A judge says no prudent pilot would have attempted to take off from Queenstown in the circumstances faced by a Pacific Blue pilot three years ago.
The pilot took off in near-darkness with 70 passengers and crew on the Boeing 737 and has been
found guilty of carelessly operating an aircraft. No date has yet been set for sentencing.
The pilot has name suppression and denied the charge in the Queenstown District Court. It relates to Sydney-bound flight from mountainous resort town in the South Island on 22 June 2010.
In his ruling released on Friday, Judge Kevin Phillipssaid the pilot breached Pacific Blue's document detailing safety procedures.
The Exposition states that departures can only happen in daylight hours - with all take-offs to occur at least 30 minutes before evening civil twilight (ECT).
That is to allow for what it calls "visual reference manuoeuvering" - being able to see what is outside the plane - in this case mountains - in order to avoid them.
The Pacific Blue plane had arrived in Queenstown at 3.15pm, where weather conditions were poor with low cloud, rain and wind and not suitable for take-off. By 4.30pm when the flight was to leave, conditions hadn't improved and some flights had already been cancelled.
Judge Phillips said given factors such as poor light, cloud cover and cross-winds, no reasonable and prudent pilot would have attempted to take off that day.
The judge said the pilot ignored the mandatory requirements and, in their place, used his planned and self-designed contingency.
He said that plan did not follow the Exposition requirements in terms of what should be done if the engine failed shortly after take-off and that in using "guesstimates", the pilot disregarded the alternate plan that he had trained for which was to return to Queenstown airport if there was trouble.
Safety margins compromised
Judge Kevin Phillips said taking into account the nature of the Boeing 737, the surrouding terrain and the proximity of Lake Wakatipu, the safety margins at the time were seriously impacted on.
The prosecution said that after take-off, the pilot had to fly at about 1000 feet to avoid entering low cloud and then had to descend by 300 feet above Lake Wakatipu, triggering alerts - mainly "don't sink".
It said the pilot was forced to reduce speed in such a way that he then could not engage the auto pilot.
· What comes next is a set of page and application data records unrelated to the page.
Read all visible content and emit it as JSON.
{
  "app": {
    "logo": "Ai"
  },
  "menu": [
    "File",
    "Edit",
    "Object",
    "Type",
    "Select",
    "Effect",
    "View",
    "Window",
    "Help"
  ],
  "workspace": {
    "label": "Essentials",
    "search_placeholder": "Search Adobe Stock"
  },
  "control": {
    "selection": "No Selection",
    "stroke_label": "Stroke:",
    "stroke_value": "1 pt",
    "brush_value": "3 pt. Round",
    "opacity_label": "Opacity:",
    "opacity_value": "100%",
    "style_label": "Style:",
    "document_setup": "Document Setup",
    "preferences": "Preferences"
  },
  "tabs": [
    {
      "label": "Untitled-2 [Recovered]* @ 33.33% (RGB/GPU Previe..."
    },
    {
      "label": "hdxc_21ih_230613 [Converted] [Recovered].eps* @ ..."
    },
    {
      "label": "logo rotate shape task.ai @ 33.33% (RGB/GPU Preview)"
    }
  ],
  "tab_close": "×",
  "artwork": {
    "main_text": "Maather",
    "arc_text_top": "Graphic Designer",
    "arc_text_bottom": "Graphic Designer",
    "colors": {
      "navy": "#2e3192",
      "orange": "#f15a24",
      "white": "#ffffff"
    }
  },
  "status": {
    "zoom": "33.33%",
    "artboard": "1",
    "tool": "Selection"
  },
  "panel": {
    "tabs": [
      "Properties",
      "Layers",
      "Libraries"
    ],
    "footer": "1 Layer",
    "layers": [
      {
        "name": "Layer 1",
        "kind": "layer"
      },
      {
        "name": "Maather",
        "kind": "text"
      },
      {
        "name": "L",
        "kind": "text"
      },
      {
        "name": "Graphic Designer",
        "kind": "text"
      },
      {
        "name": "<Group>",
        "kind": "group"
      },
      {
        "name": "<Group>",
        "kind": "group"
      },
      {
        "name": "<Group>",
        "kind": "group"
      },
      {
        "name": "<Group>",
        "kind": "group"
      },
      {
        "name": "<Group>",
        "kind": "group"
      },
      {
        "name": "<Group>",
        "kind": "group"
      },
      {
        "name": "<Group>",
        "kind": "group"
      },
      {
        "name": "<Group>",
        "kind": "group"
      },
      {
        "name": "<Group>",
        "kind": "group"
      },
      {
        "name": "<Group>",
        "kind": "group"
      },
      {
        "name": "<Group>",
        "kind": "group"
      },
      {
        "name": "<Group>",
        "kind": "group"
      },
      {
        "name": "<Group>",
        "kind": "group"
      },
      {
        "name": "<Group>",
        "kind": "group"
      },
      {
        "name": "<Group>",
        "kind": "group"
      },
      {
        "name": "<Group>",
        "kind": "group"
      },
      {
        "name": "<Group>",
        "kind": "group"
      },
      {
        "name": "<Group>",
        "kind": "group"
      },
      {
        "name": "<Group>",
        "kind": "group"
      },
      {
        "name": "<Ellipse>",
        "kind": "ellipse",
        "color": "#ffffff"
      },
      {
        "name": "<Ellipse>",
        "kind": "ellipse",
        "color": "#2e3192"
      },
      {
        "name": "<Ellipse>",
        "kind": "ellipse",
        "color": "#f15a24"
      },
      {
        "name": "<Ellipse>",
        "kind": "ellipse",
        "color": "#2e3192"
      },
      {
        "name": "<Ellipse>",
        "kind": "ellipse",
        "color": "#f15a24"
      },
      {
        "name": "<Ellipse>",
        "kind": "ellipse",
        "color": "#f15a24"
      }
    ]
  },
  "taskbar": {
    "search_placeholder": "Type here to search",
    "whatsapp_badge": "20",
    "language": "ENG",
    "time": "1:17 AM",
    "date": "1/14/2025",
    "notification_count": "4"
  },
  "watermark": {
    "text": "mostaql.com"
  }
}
The plane then banked sharply and excessively to turn around, setting off another alert to get the pilot to bring the Boeing back within the normal range.
The defence response to the alerts was that they were unremarkable. It argued that the role of the Exposition document is to do no more than detail directions, policies and procedures for the "use and guidance" of flight and cabin crew - and that it is not in prescriptive language because the terms "must comply" are not used.
Pilots' Association disappointed
The Airline Pilots' Association said on Friday the three-year judicial process has been very difficult for the pilot and his family and the guilty verdict is disappointing.
It would not comment further, saying that may prejudice any appeal.
Pacific Blue released a short statement, saying it has received the judgement regarding the pilot and is reviewing the document.
The Civil Aviation Authority welcomed the decision, saying it is a powerful reminder of the need for all those involved in civil aviaition to maintain the highest professional standards.